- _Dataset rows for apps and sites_
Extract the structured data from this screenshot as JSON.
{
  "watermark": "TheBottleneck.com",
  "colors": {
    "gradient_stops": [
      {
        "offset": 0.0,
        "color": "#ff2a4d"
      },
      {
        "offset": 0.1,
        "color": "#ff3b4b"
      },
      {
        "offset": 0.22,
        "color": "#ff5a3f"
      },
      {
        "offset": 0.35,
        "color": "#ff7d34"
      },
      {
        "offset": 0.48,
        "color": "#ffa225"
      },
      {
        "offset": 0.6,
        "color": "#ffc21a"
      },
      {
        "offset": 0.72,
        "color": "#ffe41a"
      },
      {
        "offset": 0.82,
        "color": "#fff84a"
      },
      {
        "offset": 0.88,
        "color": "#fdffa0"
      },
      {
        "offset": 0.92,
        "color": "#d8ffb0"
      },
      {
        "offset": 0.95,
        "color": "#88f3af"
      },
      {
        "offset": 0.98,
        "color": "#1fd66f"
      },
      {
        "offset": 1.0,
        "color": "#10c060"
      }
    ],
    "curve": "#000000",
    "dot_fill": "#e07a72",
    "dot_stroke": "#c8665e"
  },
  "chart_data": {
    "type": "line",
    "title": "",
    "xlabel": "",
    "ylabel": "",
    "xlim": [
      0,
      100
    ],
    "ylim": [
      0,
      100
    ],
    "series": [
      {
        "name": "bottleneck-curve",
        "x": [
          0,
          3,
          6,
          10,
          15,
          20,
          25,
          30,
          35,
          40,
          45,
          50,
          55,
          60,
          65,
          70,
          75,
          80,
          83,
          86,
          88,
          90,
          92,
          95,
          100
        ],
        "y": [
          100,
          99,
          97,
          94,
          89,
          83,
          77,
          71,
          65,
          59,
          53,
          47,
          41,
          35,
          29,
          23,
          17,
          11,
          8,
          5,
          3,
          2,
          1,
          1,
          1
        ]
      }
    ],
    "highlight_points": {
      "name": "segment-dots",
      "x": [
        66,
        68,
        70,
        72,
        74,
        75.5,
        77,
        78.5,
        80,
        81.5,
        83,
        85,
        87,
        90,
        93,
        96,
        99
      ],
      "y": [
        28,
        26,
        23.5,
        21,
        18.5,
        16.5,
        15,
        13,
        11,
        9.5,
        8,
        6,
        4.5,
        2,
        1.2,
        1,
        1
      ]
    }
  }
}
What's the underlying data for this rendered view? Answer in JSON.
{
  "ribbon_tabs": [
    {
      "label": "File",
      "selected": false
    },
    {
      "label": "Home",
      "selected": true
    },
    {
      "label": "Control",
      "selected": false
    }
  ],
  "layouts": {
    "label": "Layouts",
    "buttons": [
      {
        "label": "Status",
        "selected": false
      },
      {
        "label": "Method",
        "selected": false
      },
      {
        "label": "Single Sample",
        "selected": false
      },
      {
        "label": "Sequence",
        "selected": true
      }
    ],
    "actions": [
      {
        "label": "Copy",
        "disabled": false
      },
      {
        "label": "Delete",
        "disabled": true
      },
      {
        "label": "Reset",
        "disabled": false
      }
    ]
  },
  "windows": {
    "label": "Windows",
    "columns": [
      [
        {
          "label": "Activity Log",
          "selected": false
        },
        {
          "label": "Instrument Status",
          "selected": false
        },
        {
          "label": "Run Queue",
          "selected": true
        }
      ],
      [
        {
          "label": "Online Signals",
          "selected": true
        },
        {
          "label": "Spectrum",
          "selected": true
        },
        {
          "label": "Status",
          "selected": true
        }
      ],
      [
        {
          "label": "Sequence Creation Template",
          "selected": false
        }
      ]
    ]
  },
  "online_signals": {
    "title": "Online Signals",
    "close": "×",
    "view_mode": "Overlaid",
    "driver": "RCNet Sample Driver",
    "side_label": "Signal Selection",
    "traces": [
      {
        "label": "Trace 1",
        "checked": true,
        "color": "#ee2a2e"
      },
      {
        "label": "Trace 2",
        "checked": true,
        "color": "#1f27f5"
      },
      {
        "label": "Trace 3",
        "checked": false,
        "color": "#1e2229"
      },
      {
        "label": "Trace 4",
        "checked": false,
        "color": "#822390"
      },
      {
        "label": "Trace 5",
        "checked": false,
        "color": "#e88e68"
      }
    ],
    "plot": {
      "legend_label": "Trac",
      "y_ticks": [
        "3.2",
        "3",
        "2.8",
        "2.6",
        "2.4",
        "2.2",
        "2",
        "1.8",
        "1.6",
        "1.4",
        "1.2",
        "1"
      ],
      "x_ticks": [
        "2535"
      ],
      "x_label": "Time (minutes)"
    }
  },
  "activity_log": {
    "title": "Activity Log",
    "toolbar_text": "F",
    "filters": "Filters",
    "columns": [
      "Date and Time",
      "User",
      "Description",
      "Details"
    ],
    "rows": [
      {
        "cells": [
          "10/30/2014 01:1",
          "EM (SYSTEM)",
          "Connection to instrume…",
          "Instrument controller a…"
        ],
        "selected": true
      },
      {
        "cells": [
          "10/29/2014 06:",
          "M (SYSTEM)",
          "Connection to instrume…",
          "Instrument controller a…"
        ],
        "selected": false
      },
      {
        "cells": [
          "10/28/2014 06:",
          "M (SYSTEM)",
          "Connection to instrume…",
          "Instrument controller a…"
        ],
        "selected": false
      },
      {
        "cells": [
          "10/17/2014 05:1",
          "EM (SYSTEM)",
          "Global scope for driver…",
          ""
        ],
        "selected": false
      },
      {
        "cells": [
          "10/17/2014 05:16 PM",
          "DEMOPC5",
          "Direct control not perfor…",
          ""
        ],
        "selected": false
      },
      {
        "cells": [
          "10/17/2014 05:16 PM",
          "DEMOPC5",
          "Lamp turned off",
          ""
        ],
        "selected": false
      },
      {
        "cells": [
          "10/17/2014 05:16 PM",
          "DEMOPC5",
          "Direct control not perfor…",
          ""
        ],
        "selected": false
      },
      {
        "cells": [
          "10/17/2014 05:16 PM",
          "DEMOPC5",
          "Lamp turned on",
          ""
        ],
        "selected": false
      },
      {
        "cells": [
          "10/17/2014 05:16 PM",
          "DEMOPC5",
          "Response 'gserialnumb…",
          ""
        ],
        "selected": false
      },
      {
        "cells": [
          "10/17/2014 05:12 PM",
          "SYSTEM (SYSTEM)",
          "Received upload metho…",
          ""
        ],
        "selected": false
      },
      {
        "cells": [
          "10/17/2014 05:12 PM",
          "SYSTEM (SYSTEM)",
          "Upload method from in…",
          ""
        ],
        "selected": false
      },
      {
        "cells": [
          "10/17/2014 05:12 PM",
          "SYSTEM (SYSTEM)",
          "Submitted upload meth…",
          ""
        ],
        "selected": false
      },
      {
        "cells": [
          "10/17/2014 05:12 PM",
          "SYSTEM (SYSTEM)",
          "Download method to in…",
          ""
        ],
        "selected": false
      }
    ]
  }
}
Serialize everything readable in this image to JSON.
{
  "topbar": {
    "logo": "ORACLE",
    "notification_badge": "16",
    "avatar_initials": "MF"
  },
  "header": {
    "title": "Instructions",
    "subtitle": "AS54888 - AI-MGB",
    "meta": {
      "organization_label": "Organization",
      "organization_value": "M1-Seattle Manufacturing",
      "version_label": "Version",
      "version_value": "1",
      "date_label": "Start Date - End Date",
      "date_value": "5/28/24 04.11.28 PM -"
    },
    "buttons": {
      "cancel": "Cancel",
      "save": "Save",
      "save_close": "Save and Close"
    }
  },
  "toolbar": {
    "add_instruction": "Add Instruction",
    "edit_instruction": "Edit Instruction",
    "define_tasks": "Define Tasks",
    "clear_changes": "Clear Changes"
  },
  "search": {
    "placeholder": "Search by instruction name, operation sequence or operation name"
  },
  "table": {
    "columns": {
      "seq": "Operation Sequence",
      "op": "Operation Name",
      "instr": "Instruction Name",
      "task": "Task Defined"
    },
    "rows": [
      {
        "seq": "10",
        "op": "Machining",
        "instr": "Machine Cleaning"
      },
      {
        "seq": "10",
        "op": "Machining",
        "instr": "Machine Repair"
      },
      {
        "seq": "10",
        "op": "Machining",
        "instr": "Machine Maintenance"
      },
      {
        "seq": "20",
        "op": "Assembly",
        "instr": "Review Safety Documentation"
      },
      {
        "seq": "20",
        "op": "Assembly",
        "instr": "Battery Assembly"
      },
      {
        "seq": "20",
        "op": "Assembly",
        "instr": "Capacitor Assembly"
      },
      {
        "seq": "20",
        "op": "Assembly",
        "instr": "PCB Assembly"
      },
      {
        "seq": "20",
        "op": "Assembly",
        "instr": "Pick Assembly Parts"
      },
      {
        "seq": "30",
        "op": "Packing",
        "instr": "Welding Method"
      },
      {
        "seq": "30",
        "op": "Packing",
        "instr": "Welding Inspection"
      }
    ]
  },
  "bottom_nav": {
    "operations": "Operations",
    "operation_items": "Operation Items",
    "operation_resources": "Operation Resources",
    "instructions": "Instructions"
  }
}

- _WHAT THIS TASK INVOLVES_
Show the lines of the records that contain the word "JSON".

- _WRITTEN RESPONSE_
Extract the structured data from this screenshot as JSON.
What's the underlying data for this rendered view? Answer in JSON.
Serialize everything readable in this image to JSON.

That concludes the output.